It turns out a somewhat similar combo is available in Pioneer with Inverter of Truth, and it's more than a gimmick. A Top 8 in the Pioneer Showcase reveals that the deck is very much competitive, and it threatens the format with its own brand of two-card combo.
The idea behind the deck is to exile your library with Inverter of Truth, and then use Thassa's Oracle to end the game. Of course, things won't often work out quite so cleanly, because Magic will be played on the way, and cards are likely to get into the graveyard and interfere. To some extent that's ideal, because removing your entire library would require casting Thassa's Oracle immediately or dying on the next draw step.
The deck is set up to get some cards into the graveyard on its own, with cards like Opt and Discovery // Dispersal as a great way to build some wiggle room. The graveyard could become a problem when it grows too large for Thassa's Oracle to kill, so the deck turns to delve spells to shrink it to a manageable size. Dig Through Time does this job while helping assemble the combo, which makes it a true all-star in the deck, and it's further supported by Murderous Cut.
The real beauty of this combo and this deck is that both of the combo pieces are reasonable cards on their own in fair games. The Felidar Guardian and Saheeli Rai combo was so successful in part because they each also worked well with any of the other cards in the deck that could be blinked for value. This deck doesn't quite have the same synergies, but on its own Thassa's Oracle is a reasonably functional Magic card that provides a body and card selection. When it's backed by more blue devotion, like when in multiples or with the Jace, Wielder of Mysteries (which the deck uses as a back-up win condition) it digs deep and becomes truly powerful. Inverter of Truth is a bit clunky, but with careful play and set up it's just a huge threat for a low cost, somewhat similar to Death's Shadow and its own unique restriction.
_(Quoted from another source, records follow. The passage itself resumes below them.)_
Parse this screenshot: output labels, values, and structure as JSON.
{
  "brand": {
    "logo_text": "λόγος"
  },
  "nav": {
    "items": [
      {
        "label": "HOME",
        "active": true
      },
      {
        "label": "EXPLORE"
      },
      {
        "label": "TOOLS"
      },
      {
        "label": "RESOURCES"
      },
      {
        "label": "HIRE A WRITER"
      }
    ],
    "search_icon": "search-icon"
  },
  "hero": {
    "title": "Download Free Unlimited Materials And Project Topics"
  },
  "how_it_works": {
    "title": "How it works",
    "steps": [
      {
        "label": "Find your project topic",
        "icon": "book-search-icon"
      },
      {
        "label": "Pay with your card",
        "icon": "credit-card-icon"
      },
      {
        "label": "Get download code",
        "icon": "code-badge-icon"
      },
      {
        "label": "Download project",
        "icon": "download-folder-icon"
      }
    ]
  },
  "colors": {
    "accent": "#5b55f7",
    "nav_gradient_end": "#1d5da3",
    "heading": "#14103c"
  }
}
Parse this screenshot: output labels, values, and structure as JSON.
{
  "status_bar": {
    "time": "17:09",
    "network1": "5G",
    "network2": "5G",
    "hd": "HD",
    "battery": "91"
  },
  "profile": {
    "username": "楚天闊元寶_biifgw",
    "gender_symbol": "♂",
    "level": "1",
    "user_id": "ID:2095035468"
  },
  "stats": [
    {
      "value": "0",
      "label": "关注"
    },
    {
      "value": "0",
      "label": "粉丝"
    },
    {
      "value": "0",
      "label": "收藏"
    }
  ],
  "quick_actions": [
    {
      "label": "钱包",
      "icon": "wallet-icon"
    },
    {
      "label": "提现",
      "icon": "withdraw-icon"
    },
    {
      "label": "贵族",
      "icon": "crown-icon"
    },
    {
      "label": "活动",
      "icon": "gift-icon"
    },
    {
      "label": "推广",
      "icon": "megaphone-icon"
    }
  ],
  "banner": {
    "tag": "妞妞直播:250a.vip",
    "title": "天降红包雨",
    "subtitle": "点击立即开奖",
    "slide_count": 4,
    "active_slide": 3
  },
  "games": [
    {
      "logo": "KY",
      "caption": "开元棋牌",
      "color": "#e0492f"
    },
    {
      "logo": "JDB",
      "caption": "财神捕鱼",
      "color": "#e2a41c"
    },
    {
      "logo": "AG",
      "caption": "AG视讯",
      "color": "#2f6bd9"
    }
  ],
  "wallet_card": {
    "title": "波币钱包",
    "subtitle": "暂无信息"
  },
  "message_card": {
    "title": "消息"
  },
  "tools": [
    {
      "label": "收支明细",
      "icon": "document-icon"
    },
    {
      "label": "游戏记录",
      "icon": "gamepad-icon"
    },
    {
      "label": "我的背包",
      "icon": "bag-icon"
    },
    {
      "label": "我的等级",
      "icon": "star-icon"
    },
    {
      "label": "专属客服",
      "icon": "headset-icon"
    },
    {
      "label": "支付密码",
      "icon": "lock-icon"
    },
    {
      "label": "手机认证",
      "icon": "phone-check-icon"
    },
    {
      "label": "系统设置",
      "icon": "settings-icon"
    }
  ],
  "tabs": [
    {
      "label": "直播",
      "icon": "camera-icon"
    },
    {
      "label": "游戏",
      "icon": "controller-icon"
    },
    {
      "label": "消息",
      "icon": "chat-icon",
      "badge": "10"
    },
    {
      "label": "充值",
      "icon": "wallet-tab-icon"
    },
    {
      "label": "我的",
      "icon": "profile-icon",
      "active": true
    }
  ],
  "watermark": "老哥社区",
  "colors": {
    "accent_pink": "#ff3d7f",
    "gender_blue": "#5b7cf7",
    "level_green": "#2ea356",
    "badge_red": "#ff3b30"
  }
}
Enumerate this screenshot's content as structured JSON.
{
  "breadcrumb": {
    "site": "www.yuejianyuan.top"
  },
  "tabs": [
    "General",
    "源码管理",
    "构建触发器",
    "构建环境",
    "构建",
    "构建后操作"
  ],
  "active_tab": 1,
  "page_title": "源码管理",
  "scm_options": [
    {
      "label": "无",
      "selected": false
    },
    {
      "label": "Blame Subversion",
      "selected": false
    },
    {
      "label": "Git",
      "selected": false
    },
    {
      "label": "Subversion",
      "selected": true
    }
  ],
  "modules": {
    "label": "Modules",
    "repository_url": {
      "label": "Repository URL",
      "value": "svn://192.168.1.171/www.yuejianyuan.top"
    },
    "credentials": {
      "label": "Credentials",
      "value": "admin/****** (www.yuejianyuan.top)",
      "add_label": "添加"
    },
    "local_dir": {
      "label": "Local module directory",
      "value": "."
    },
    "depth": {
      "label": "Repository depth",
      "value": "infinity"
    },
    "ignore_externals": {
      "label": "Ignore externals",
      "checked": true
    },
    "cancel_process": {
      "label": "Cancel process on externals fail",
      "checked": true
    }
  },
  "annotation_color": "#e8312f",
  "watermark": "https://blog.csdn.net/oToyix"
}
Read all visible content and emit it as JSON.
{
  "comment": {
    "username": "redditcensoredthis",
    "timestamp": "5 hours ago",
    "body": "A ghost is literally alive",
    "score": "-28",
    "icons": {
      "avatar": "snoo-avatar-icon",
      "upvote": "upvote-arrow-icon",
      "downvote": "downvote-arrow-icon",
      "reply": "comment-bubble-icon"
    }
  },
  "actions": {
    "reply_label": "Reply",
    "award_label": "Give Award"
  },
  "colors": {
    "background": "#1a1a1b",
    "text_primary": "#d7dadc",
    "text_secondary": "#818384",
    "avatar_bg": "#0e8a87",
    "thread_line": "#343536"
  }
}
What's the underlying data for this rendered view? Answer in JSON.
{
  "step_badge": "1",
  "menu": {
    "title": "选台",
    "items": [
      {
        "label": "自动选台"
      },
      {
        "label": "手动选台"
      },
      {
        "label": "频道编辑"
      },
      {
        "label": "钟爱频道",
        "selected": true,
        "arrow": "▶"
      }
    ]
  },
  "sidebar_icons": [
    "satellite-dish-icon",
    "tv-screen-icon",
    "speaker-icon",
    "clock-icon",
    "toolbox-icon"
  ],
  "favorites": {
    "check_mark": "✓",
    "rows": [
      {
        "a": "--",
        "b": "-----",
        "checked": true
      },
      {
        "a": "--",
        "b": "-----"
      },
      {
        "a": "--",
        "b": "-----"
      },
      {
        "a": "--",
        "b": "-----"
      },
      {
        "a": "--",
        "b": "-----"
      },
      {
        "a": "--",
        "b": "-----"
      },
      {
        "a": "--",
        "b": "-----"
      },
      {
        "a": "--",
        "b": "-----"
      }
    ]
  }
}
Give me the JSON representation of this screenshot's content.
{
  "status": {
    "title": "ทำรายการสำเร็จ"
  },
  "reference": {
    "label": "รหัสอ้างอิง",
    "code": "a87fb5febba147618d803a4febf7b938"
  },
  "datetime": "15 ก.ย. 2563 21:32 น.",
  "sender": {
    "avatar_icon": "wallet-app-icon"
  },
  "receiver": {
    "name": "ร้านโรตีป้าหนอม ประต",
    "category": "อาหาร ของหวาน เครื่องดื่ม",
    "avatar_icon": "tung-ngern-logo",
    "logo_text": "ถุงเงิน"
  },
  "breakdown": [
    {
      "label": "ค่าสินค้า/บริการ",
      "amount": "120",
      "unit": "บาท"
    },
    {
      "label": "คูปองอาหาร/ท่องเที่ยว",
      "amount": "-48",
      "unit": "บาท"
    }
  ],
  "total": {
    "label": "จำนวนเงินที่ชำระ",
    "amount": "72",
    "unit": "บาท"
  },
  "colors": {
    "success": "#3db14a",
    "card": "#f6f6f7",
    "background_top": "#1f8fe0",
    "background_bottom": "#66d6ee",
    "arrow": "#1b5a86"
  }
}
With a potent combo-kill and the ability to play fair Magic, this deck draws some comparison to Splinter Twin, the old menace of Modern. Like Splinter Twin and its package of Lightning Bolt-plus-countermagic (like Remand), this combo is built on the foundation of the best disruption suite in the format: the Thoughtseize and Fatal Push package that has proven so successful for mono-black decks. Thoughtseize is especially great in a combo deck because it can protect said combo, and will leave many opponents with no options but to cross their fingers and hope for the best.
I already wrote a whole article on Spirits so I won't go into too much detail, but the deck is slowly being adopted by a wider audience, and its second place finish in the Showcase is sure to win more converts.
A consistent, aggressive plan backed by disruption is the bread-and-butter way to win in Pioneer (and maybe Magic in general), and this deck fits the description. Its style of game play may be particularly strong in a world where the Inverter of Truth becomes popular, due to the strength of Spell Queller against it.
Adam Yurchick is a competitive Magic player and writer. He writes about Modern, Pioneer, and Eternal formats, and keeps a weather eye on shifts in the metagame.